Component data from apps and pages:

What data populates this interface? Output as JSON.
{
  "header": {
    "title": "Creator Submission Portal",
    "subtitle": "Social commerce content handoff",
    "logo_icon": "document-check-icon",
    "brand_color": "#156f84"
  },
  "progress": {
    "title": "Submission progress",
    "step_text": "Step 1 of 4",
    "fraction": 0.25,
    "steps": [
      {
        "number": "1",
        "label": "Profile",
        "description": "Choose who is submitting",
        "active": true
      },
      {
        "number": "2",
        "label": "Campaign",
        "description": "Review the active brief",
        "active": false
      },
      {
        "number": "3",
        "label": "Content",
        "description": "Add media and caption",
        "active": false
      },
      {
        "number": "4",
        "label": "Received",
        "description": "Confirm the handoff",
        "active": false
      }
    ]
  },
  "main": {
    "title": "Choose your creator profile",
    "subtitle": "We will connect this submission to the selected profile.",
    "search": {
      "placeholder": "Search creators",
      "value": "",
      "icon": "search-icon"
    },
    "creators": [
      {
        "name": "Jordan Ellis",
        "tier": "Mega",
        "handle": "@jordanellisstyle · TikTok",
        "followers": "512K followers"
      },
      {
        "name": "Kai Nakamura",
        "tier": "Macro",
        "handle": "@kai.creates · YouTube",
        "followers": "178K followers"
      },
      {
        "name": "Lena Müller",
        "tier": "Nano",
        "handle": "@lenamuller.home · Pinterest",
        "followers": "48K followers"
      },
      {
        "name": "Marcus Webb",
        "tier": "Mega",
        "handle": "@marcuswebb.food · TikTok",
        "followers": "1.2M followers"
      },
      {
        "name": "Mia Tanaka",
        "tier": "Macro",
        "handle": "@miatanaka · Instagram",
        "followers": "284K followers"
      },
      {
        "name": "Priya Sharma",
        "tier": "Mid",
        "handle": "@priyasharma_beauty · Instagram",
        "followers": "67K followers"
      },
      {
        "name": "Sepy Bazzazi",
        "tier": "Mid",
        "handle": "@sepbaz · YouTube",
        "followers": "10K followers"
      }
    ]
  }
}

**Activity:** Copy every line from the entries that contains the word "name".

**Finished task:**
        "name": "Jordan Ellis",
        "name": "Kai Nakamura",
        "name": "Lena Müller",
        "name": "Marcus Webb",
        "name": "Mia Tanaka",
        "name": "Priya Sharma",
        "name": "Sepy Bazzazi",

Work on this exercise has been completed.